The N8 had to be in this list somewhere, of course, but you may be surprised to see it at no. 10. Just the single speaker cone and a horrible location flush on the camera island, but there's a dedicated power amp chip behind it and speaker audio from the N8 is crisp and decently loud - though playing music on it is probably beyond its remit.
You've probably forgotten about the E61 and E61i by now, two of the earliest S60 3rd Edition devices and full-on qwerty candybars. As smartphones they were slow and clunky, though did very well for messaging and basic email, as you might expect. But they each had something of a monster (mono) loudspeaker tucked into their side. No, we'd never thought of the E61i as a boom-box, either, but it served very well for speakerphone calls and the like, back in 2007/2008.
8. Nokia X7
In theory, the followup to the phone at the number two spot, below, in practice the X7 was an abject failure on almost all counts. Despite having four huge speaker 'grilles', the included stereo speakers were actually mounted internally facing at 90 degrees to the two bottom grilles - meaning that most of the crispness of their sound was lost inside the plastic body. Just terrible - the phone could have been so much more....
7. Nokia N82
Armed with the same meaty stereo speakers as the N95 (below), the N82 produced a surprisingly good sound for such a small device. The only complaint was that space was so tight in the phone that the miniature speakers had no 'reflex' space to breathe and this dampened the sound being produced.
6. Nokia 3250
With a unique 'twisting' bottom, to let you choose between T9 keypad and music controls, the 3250 was a great 'music phone', not least because it had a really meaty speaker on its bottom. I never owned one, but estimate it would fit into this 'top 10' around this position, from all accounts.
(image from Nokiandtech)
5. Nokia E90

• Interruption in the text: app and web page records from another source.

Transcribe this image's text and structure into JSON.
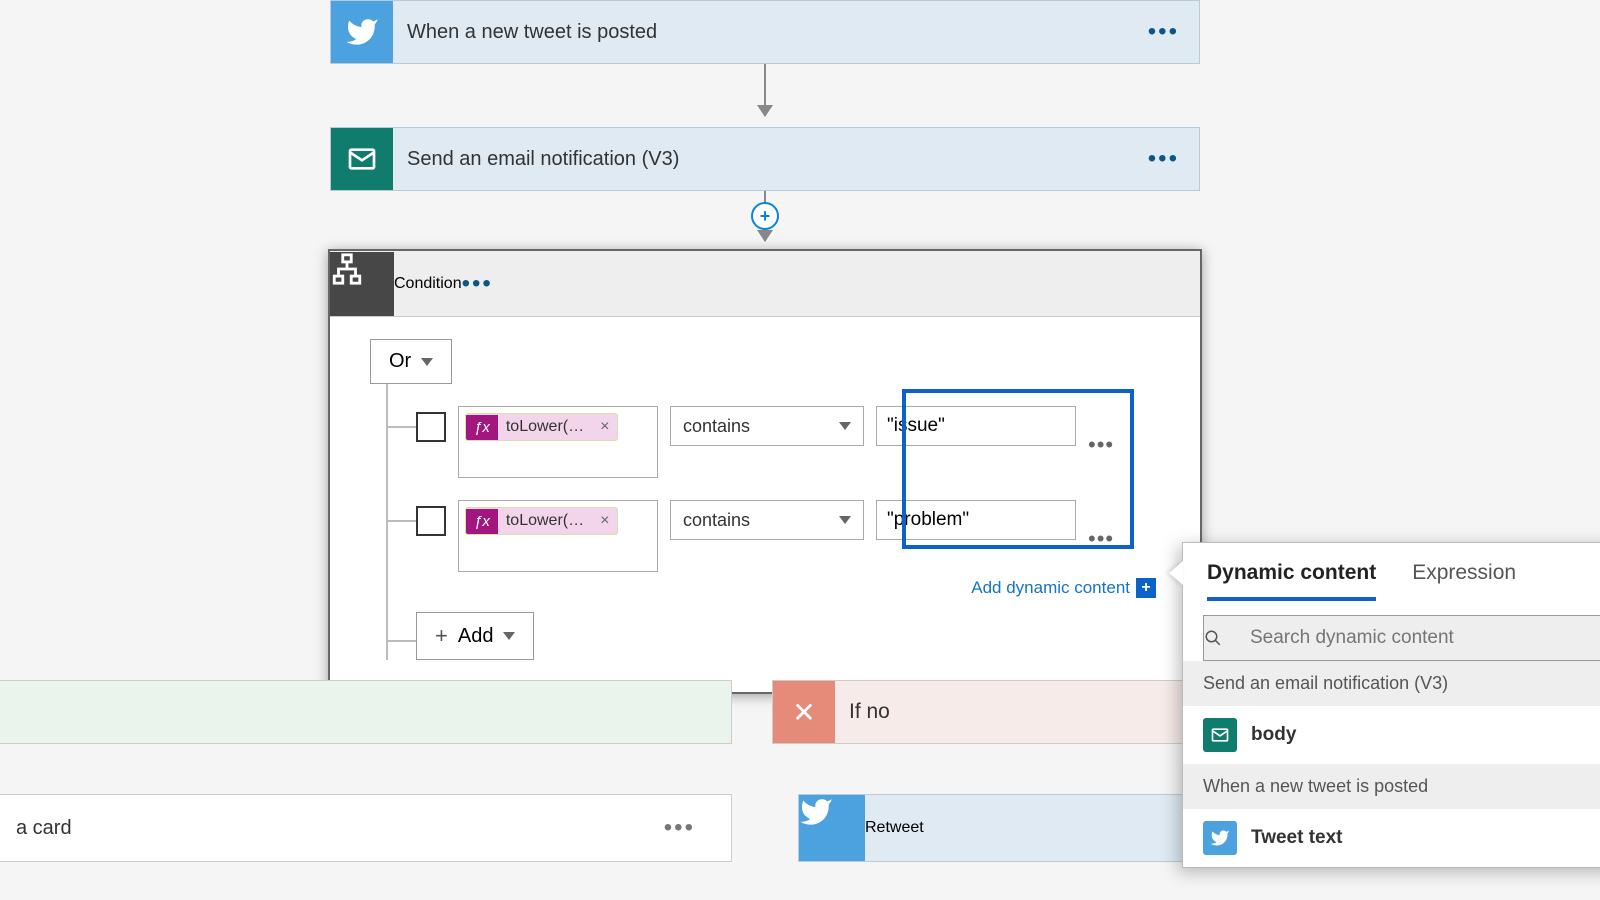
{
  "trigger": {
    "label": "When a new tweet is posted"
  },
  "action_email": {
    "label": "Send an email notification (V3)"
  },
  "condition": {
    "title": "Condition",
    "group_op": "Or",
    "rows": [
      {
        "token_label": "toLower(…",
        "operator": "contains",
        "value": "\"issue\""
      },
      {
        "token_label": "toLower(…",
        "operator": "contains",
        "value": "\"problem\""
      }
    ],
    "add_label": "Add",
    "add_dynamic_label": "Add dynamic content"
  },
  "branches": {
    "no_label": "If no",
    "yes_partial_label": "a card",
    "retweet_label": "Retweet"
  },
  "dynamic_panel": {
    "tab_dynamic": "Dynamic content",
    "tab_expression": "Expression",
    "search_placeholder": "Search dynamic content",
    "group1": "Send an email notification (V3)",
    "item1": "body",
    "group2": "When a new tweet is posted",
    "item2": "Tweet text"
  },
  "icons": {
    "twitter": "twitter-icon",
    "email": "email-icon",
    "condition": "condition-icon",
    "close": "close-icon",
    "search": "search-icon",
    "chevron": "chevron-down-icon",
    "plus": "plus-icon",
    "menu": "more-icon"
  }
}
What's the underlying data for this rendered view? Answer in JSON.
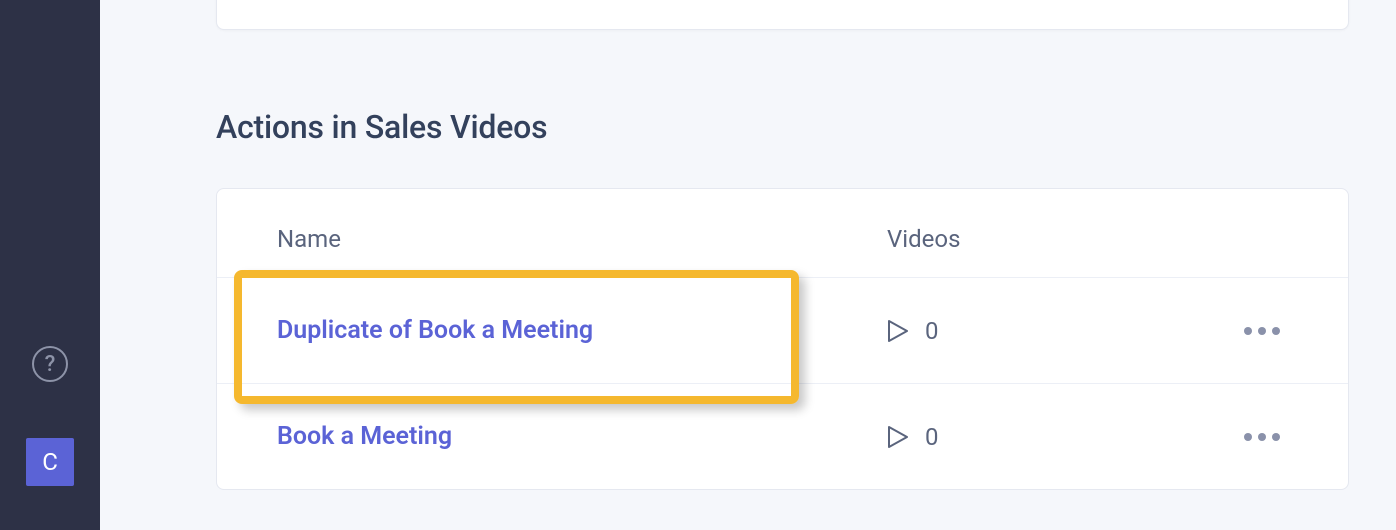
{
  "sidebar": {
    "help_label": "?",
    "avatar_letter": "C"
  },
  "main": {
    "section_title": "Actions in Sales Videos",
    "columns": {
      "name": "Name",
      "videos": "Videos"
    },
    "rows": [
      {
        "name": "Duplicate of Book a Meeting",
        "videos": "0"
      },
      {
        "name": "Book a Meeting",
        "videos": "0"
      }
    ]
  }
}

As with the E61i (above), the enterprise focus of the E90 didn't stop the designers putting in the best music speakers they could find. Probably the same units as on the N8 and N95 (below). Presented as a stereo pair, they were very close together and mounted on the E90's bottom, so zero stereo effect, but the volume and clarity was often astonishing.
4. N95, N95 8GB
Not one device, but two, both classics, with same design and same components. The side-mounted stereo speakers on the N95 range were legendary, I often used to use my N95 to provide music for my (then) six year old daughter to dance to!
We're now coming to the 'creme de la creme', the X6 was pitched as a 'music phone' and really lived up to the term. OK, there were no handy music controls, but the sound coming out of the side-mounted speakers (complete with mesh grilles, as shown below) was amazingly loud and crisp. And even a hint of bass. Wth capacitive touchscreen, the X6 is still a viable smartphone even today in 2012, in my opinion, and I often get tempted to switch back to it, just to get those great speakers all over again.
2. Nokia 5800
I suspect that the speaker components were the same as in the X6 that followed it, but the 5800 gets the nod at no. 2 because it arrived first, by a good year or so and because it was always cheaper. Admittedly, the resistive touchscreen somewhat dates the 5800 in today's world, but on the plus side, the 5800 was extremely robust. And a boombox for an awful lot of smartphone fans of the day.
1. Samsung i8910 HD
Something not made by Nokia, at last, and straight in at no. 1. The i8910 was almost a 'proof of concept' by Samsung back in 2009, with next gen OLED screen, the best camera Samsung could find... and the best speakers they could find too. With stereo speakers top and bottom, in landscape mode (e.g. watching videos), there was even a decent stereo separation effect, plus MASSES of volume.
Comments welcome if I've missed out your speaker favourite or you think I've mis-positioned one of the top 10 above!